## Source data
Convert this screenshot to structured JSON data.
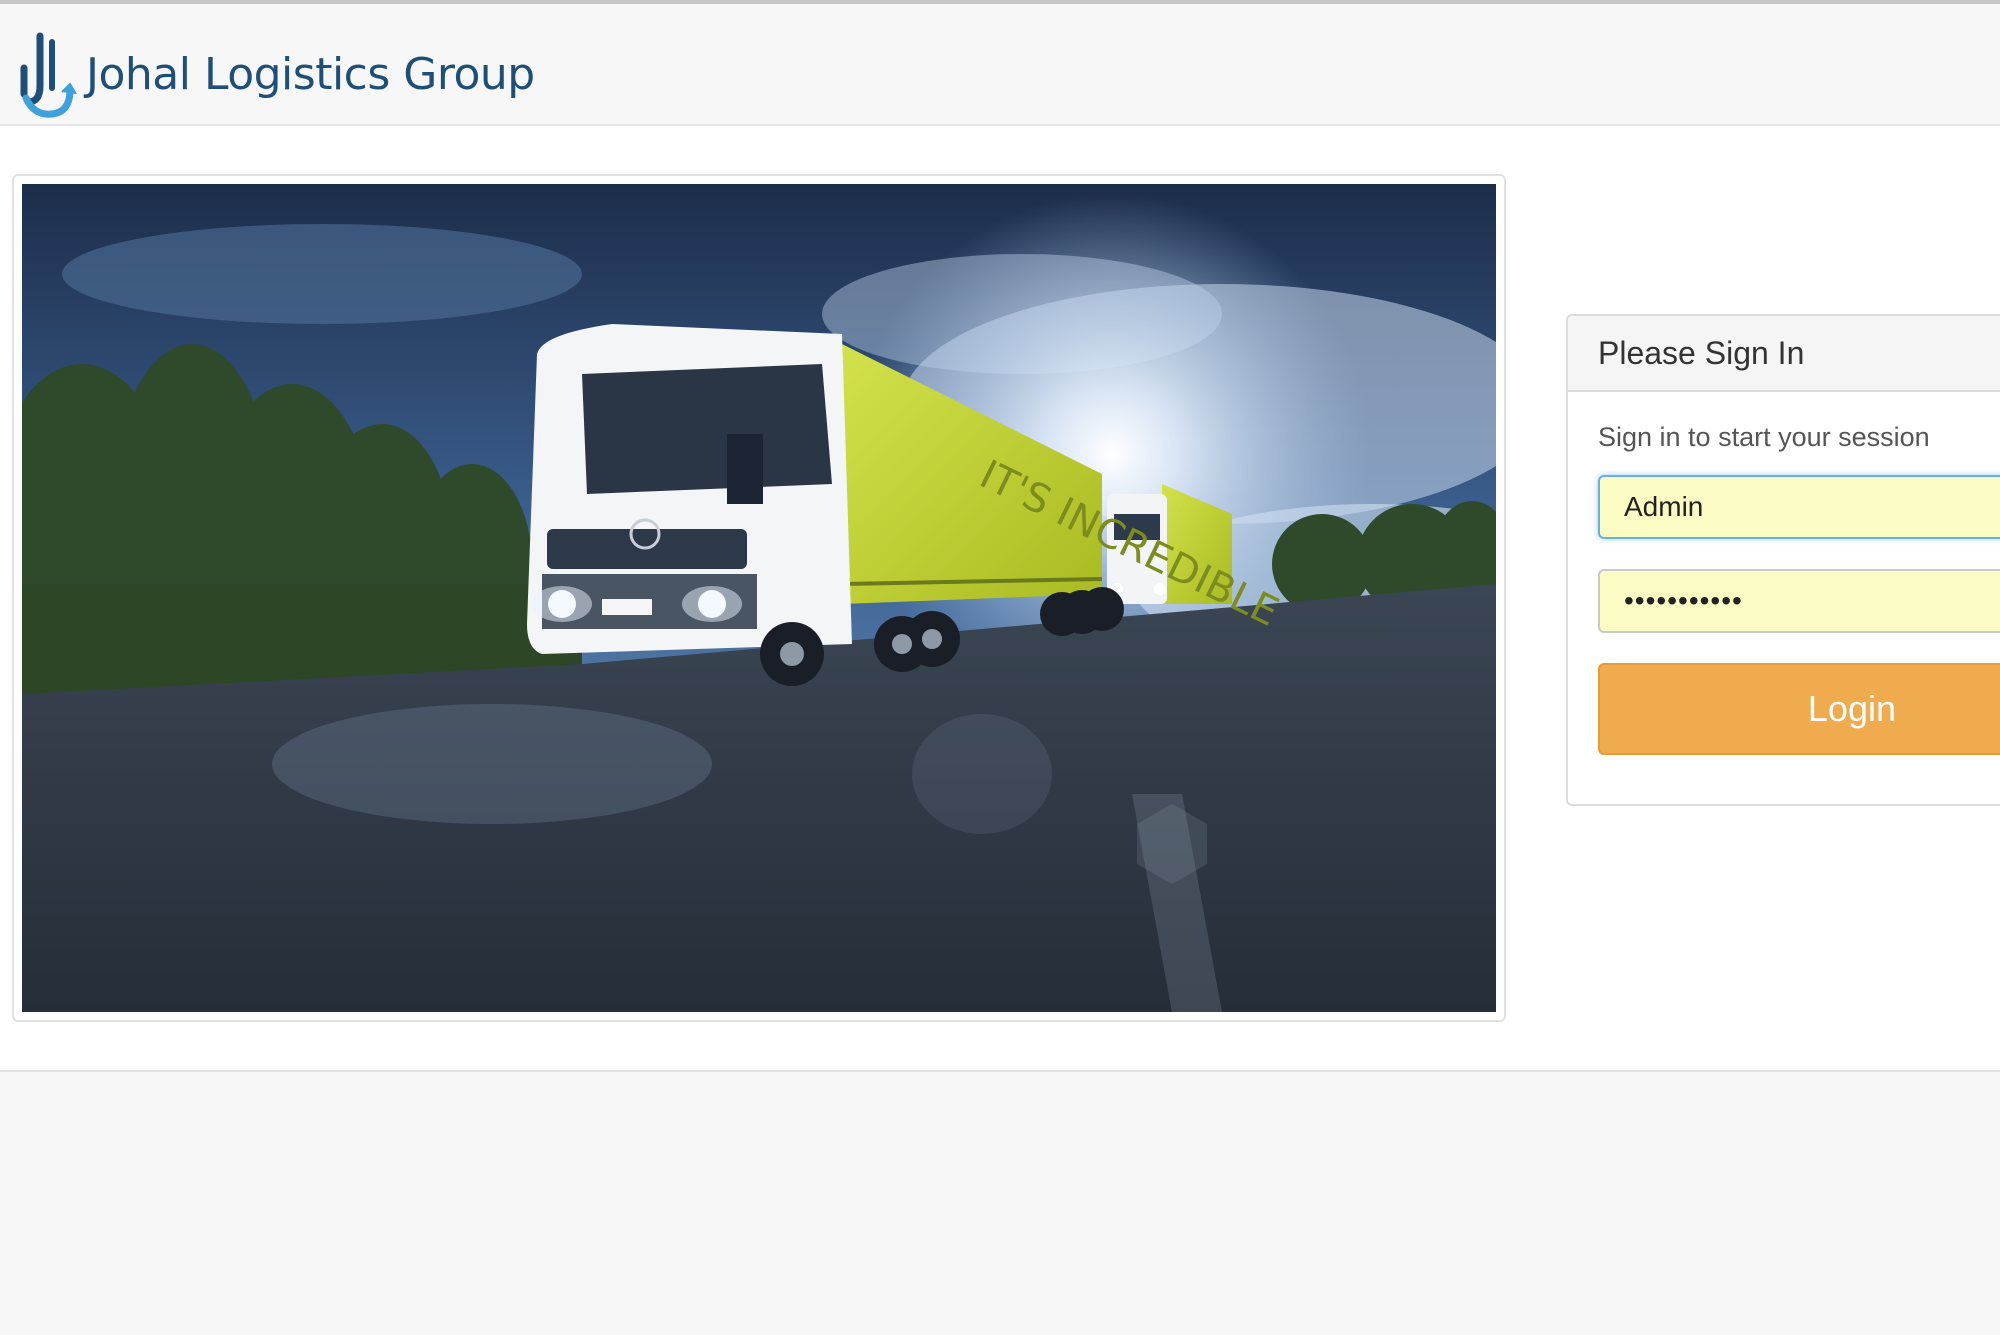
{
  "brand": {
    "name": "Johal Logistics Group",
    "logo_icon": "jlg-logo-icon",
    "color": "#1d4f78",
    "accent": "#3ea0dc"
  },
  "hero": {
    "alt": "Truck image",
    "truck_text": "IT'S INCREDIBLE"
  },
  "signin": {
    "heading": "Please Sign In",
    "message": "Sign in to start your session",
    "username_value": "Admin",
    "password_value": "•••••••••••",
    "login_label": "Login",
    "button_color": "#efab4e",
    "field_bg": "#fbfbc4"
  }
}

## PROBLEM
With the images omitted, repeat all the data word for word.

## OUTPUT FOR THIS EXERCISE
Convert this screenshot to structured JSON data.
{
  "brand": {
    "name": "Johal Logistics Group",
    "logo_icon": "jlg-logo-icon",
    "color": "#1d4f78",
    "accent": "#3ea0dc"
  },
  "hero": {
    "alt": "Truck image",
    "truck_text": "IT'S INCREDIBLE"
  },
  "signin": {
    "heading": "Please Sign In",
    "message": "Sign in to start your session",
    "username_value": "Admin",
    "password_value": "•••••••••••",
    "login_label": "Login",
    "button_color": "#efab4e",
    "field_bg": "#fbfbc4"
  }
}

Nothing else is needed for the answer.